Democratic lawmakers unveiled a plan Tuesday that they say would bring the embattled Wisconsin Economic Development Corporation back under state control.
The proposal would split WEDC into the Wisconsin Department of Economic Opportunity, a state agency run by a cabinet official, and the Badger Innovation Corporation, a private firm owned by the state, and require both to more strictly manage any money given to businesses. It would also return some job creation programs to the agency that have been transferred in the past.
Assembly Minority Leader Peter Barca, D-Kenosha, and State Sen. Julie Lassa, D-Stevens Point, who serve on the WEDC board, touted the proposal as a way to fix what they say is a faulty agency.
“WEDC is irretrievably broken, and it’s time to start talking about what comes next,” Lassa said in a statement.
The council, which provides incentives to Wisconsin businesses, has been a key part of Gov. Scott Walker’s plan to draw more businesses to Wisconsin, replacing a Department of Commerce he says was ineffective.
However, the agency has come under fire in recent months for not properly auditing the companies they support, giving out over $100 million without adequate oversight and not following state statutes and internal procedures.
The controversy sparked a Legislative Audit Bureau report and a legislative hearing last week where lawmakers questioned WEDC executives about the agency’s practices.
The co-chair of that committee, state Sen. Robert Cowles, R-Green Bay, said at the hearing he would join with other committee members in authoring their own bill to alter WEDC.
A spokesperson for Cowles said there was no timeline for that bill, but that it would not likely bear any resemblance to the proposal announced by Lassa and Barca.
Barca said he doesn’t expect the bill to gain traction with the Republican majority but that it was still necessary as a starting point.

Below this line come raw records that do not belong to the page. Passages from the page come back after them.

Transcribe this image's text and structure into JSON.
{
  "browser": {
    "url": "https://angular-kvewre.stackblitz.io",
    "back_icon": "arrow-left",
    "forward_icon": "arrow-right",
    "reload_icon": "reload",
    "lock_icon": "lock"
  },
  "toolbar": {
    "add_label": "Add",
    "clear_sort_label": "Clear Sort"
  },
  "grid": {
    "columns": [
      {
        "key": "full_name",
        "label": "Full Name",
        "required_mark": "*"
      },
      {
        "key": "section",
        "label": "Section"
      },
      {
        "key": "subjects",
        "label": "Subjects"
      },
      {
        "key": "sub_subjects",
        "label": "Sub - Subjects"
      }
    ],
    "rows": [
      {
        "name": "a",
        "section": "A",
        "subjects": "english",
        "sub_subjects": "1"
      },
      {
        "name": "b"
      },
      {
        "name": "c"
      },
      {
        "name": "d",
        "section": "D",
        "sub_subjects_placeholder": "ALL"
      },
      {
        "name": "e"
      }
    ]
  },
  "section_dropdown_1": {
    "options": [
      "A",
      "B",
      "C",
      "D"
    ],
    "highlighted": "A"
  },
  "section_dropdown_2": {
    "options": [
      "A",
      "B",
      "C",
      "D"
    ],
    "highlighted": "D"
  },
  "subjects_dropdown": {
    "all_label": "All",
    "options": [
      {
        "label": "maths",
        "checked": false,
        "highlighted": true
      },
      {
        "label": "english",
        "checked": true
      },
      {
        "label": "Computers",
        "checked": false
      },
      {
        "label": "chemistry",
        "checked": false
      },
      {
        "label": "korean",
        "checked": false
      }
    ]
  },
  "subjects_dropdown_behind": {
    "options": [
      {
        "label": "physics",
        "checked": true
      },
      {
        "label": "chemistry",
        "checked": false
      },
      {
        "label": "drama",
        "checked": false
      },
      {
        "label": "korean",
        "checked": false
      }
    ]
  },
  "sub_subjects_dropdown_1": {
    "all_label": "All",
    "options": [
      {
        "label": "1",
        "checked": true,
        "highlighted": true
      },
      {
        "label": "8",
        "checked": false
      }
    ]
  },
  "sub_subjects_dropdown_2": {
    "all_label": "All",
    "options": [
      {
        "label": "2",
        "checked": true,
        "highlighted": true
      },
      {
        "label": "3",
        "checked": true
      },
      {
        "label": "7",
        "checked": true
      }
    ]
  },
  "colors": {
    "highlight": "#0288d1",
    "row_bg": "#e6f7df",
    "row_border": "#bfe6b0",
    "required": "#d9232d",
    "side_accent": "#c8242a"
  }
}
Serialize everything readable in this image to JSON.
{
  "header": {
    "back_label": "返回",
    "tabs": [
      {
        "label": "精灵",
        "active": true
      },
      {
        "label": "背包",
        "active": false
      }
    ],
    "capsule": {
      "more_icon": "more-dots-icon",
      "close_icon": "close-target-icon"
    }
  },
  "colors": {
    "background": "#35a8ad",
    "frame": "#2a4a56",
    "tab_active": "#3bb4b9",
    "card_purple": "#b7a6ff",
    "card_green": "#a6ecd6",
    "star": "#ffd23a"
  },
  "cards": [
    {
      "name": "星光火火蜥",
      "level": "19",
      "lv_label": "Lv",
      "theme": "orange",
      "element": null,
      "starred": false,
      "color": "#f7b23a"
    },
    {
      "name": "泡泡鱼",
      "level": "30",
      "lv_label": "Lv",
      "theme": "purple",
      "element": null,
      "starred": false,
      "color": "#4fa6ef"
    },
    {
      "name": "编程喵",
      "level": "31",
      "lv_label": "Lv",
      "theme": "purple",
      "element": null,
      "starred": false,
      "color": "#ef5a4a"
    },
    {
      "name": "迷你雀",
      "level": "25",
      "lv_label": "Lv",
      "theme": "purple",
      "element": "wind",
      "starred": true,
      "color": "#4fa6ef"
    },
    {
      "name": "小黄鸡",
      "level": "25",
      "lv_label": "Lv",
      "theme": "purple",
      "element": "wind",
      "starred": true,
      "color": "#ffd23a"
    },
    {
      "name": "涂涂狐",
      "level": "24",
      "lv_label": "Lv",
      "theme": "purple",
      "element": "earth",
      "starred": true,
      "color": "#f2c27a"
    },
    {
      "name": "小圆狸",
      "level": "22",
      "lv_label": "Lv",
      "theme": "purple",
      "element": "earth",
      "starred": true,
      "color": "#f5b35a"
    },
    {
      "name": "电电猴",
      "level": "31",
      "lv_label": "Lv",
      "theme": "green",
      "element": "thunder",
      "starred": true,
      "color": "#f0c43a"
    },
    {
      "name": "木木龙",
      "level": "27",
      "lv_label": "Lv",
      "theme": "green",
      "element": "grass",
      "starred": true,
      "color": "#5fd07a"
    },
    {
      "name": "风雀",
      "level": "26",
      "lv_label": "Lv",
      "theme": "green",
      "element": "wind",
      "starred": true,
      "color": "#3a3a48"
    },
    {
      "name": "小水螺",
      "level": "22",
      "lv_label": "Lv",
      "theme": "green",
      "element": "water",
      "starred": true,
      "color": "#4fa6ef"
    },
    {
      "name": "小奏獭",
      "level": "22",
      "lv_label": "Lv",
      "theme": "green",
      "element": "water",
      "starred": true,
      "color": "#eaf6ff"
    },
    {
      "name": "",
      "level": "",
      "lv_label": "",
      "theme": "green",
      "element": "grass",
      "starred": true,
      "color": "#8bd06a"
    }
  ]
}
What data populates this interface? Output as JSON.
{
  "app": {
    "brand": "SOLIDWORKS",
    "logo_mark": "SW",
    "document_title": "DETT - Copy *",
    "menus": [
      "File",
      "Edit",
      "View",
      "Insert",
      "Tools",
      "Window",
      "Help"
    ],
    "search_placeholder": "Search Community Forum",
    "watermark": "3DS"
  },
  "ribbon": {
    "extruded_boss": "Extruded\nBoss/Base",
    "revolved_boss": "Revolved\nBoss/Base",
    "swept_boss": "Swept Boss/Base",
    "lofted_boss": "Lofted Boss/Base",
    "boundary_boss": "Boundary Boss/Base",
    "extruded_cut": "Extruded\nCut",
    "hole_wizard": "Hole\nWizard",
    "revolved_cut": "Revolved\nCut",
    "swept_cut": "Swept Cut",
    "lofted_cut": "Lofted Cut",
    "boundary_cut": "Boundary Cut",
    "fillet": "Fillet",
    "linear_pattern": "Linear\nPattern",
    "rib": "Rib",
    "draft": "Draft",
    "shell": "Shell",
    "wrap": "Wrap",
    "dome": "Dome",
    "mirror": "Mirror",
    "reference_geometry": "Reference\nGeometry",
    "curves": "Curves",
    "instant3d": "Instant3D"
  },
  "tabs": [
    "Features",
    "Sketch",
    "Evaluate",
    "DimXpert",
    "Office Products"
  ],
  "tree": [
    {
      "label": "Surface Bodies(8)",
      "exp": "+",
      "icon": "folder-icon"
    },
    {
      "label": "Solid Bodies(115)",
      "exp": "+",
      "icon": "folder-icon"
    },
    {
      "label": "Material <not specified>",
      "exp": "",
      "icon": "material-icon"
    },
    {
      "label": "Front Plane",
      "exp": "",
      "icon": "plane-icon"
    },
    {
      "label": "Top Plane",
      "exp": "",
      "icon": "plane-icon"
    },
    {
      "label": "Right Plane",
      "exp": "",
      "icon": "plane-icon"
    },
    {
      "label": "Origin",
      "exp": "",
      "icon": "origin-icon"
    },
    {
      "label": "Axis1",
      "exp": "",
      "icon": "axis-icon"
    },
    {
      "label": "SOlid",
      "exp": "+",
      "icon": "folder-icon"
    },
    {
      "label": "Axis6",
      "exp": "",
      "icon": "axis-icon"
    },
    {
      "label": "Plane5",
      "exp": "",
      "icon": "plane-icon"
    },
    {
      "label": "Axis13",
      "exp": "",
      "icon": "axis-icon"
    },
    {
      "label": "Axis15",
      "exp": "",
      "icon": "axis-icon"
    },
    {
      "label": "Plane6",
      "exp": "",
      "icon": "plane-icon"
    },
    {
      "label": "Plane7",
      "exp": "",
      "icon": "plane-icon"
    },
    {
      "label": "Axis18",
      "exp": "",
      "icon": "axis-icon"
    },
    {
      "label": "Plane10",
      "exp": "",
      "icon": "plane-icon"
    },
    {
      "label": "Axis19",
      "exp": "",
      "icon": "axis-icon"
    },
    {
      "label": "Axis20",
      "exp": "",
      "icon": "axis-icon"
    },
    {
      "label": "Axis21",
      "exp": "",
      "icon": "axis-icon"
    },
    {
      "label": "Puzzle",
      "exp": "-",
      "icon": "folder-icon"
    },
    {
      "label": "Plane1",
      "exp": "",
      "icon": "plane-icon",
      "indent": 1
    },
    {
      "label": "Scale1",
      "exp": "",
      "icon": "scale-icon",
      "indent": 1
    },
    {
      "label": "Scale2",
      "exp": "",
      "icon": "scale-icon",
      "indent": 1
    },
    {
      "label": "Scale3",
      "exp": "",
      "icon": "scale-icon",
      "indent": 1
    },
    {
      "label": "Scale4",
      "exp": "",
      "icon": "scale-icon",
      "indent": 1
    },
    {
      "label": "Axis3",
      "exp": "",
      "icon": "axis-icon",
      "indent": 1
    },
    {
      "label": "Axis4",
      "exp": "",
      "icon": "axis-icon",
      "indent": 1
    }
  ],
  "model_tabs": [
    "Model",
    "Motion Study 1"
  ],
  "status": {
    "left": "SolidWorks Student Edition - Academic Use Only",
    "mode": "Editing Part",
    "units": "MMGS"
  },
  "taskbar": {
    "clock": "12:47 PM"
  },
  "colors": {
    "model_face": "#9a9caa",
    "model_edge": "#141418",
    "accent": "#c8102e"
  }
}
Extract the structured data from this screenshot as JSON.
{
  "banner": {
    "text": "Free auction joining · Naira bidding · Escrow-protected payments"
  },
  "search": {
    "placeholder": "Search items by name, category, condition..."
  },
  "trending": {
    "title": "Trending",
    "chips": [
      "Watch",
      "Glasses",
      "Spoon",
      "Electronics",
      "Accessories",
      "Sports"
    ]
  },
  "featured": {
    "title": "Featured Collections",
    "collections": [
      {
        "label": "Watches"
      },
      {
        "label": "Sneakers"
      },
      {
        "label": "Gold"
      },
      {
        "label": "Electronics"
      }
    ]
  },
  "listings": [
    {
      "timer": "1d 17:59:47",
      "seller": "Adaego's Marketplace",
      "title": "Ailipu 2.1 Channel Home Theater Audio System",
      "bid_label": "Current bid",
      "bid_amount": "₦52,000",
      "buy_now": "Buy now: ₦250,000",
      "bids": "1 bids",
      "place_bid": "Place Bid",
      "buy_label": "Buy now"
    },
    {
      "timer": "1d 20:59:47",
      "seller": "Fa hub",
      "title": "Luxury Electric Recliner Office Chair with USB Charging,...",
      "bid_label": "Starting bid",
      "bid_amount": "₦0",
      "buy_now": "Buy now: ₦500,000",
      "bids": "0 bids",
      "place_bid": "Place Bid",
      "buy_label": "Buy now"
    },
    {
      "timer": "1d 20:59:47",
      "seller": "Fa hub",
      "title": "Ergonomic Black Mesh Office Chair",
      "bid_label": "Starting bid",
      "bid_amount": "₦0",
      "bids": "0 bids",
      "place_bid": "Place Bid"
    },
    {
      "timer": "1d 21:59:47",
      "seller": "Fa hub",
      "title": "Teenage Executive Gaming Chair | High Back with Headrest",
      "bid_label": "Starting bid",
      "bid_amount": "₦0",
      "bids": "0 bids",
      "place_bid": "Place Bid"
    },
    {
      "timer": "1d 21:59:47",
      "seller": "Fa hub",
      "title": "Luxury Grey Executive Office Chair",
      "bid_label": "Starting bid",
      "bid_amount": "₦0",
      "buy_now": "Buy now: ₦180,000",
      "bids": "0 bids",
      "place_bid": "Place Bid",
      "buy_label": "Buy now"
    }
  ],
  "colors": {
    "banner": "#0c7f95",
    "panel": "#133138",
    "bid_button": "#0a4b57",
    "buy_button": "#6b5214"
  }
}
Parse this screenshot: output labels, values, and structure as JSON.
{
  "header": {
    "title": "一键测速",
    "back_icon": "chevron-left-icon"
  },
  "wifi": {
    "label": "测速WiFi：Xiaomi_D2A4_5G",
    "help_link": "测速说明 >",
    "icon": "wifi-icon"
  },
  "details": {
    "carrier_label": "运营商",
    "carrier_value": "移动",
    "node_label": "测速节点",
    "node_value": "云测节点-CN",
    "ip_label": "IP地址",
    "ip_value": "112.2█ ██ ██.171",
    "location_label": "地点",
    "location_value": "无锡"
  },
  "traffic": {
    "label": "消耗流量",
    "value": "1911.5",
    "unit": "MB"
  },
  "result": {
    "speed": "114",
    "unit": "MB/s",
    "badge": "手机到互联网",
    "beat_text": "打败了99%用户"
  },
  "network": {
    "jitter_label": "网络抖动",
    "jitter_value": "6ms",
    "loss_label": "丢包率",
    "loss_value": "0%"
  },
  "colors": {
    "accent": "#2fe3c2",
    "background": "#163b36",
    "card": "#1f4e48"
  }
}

"We don't have any illusions that Republicans will pass this as is," Barca said at the press conference, according to the Wisconsin State Journal. "But we need to start the conversation."